Employees Need Education About Social Security’s Part in Retirement Income

Seventy percent of employees surveyed by the Nationwide Retirement Institute think they are eligible for full Social Security benefits before they actually are.

Pre-retirees, those within 10 years of retiring, expect they will receive $1,805 a month in Social Security benefits, but retirees actually collect an average of $1,408, a 28% difference, according to the sixth annual survey by the Nationwide Retirement Institute. Twenty-six percent believe they can live comfortably on Social Security alone, and 44% say that it will be their main source of retirement income.

Seventy percent think they are eligible for full benefits before they actually are. On average, they incorrectly think they will be eligible for full benefits at age 63, and 26% think that even if they claim early and receive lower benefits, these benefits will rise once they reach full retirement age.

On average, retirees say they began collecting Social Security at age 62. The reason they gave for taking Social Security benefits early were to pay for living expenses (61%), to supplement their income (36%), or because they faced health issues (22%).

Future retirees plan to begin collecting benefits at age 65, thereby forgoing higher Social Security benefits were they to wait until age 70. Recently, a professor at the UCLA Anderson School of Management discussed biases that discourage employees from waiting to claim Social Security and potential messaging to address those biases.

“Social Security is one of the most confusing retirement topics that America’s workers are facing today,” says Tina Ambrozy, president of sales and distribution at Nationwide. “Our survey reveals that fewer than one in 10 older adults know what factors determine the maximum Social Security benefit an individual can receive.”

Sixty-six percent of future retirees worry about Social Security running out of money in their lifetime. Forty percent think there will be cuts under the current administration, and 83% think the Social Security system needs to be reformed.

Among those who recommend changes to the Social Security system, 53% think higher earners’ taxes should increase. Even those with more investable assets agree. Fifty-five percent of those with $250,000 or more and 48% of those with $1 million or more believe higher earners’ taxes should increase.

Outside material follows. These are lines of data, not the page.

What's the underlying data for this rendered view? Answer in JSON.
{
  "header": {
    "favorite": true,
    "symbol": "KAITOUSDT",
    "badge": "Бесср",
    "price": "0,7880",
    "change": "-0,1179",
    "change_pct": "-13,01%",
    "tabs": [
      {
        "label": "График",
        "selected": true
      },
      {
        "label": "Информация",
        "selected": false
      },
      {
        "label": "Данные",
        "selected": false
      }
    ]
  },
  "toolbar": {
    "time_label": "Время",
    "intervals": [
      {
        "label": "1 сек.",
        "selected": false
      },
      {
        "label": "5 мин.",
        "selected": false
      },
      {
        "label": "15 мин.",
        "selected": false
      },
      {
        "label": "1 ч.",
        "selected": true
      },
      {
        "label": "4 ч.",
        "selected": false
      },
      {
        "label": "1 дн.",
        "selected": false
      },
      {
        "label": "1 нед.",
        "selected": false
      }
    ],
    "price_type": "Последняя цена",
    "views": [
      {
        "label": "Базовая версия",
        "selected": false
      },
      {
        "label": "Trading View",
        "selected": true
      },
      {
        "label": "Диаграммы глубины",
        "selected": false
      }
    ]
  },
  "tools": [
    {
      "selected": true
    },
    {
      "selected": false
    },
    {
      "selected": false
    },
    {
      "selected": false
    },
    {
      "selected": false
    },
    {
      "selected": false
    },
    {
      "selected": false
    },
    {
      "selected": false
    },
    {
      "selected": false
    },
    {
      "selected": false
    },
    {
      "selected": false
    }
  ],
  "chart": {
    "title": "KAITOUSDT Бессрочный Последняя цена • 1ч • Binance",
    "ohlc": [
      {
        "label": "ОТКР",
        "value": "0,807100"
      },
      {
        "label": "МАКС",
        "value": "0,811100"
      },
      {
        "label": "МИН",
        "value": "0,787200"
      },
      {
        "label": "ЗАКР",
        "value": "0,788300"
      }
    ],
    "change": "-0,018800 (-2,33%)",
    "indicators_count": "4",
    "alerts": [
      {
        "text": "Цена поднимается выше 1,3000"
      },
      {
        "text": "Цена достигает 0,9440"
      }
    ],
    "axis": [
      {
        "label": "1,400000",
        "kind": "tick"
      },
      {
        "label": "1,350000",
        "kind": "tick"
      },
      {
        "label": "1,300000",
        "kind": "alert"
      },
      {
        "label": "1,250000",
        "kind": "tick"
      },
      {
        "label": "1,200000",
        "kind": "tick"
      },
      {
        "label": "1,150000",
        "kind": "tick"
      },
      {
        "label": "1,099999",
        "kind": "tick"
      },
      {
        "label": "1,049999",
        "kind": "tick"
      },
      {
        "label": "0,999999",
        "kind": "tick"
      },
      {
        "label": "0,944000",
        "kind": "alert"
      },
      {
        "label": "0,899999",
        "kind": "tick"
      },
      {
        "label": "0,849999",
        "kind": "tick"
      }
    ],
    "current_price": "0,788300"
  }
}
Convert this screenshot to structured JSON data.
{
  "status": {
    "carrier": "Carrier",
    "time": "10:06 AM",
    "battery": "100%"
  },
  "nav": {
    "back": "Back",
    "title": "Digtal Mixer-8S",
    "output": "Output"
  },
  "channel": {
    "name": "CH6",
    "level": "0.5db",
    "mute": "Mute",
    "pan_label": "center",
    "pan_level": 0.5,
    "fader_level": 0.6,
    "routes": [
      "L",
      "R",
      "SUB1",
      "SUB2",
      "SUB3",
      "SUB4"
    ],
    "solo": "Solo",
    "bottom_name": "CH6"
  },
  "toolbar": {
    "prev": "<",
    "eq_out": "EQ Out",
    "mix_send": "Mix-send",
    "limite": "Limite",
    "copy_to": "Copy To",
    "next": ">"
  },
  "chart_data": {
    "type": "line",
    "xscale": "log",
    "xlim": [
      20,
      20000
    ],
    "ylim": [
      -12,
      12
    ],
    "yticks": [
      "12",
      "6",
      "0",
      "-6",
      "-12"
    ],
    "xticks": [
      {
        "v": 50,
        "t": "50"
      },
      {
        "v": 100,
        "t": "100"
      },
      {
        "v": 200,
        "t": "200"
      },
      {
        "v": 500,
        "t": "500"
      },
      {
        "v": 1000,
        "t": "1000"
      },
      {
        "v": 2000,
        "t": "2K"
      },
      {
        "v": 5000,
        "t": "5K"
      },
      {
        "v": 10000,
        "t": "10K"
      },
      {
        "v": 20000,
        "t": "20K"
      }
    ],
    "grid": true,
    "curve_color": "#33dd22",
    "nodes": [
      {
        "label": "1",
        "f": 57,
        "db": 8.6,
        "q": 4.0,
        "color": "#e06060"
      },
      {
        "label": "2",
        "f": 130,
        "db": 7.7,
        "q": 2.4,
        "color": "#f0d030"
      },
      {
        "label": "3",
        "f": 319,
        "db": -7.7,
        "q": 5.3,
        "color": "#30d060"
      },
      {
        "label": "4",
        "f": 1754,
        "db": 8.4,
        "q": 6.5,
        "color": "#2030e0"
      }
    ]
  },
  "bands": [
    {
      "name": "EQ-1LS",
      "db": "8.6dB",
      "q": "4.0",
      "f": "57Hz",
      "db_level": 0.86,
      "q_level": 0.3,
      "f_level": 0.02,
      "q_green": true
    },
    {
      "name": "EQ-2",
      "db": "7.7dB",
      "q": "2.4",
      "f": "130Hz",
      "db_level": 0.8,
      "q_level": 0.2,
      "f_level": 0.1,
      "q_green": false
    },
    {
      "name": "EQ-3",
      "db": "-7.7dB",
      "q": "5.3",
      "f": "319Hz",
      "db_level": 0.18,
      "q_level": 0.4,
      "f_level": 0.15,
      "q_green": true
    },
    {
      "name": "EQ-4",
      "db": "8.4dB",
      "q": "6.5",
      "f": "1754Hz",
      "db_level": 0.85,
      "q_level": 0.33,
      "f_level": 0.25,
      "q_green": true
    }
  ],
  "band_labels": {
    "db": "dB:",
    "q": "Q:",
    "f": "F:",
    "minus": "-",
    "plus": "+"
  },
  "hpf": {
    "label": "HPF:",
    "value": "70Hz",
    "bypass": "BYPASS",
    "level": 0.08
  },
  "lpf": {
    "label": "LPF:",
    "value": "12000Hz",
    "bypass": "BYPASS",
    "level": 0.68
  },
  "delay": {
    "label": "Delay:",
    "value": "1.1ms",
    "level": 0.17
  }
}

“Many people feel the best way to improve the Social Security program is to raise taxes on high earners to increase funding,” Ambrozy continues. “Interestingly, our survey reveals that 69% of future retirees were surprised to find out a person making $150,000 a year pays as much in Social Security taxes as millionaires.”

Only 22% of future retirees have a formal, written retirement plan, and 33% say they did less Social Security planning because it is too confusing.

Thirty-seven percent of future, 28% of recent and 30% of longer-term retirees work with a financial adviser. They say they receive 15% more in benefits ($1,551 versus $1,324). Forty-six percent of future retirees working with an adviser have discussed Social Security strategies with them.

Among those working with an adviser who have not received advice on Social Security, 34% say they expect to receive such advice. Seventy-six percent say that if their adviser did not speak with them about maximizing Social Security benefits, they would switch advisers.

The Harris Poll conducted the online survey for Nationwide in February among 1,315 adults.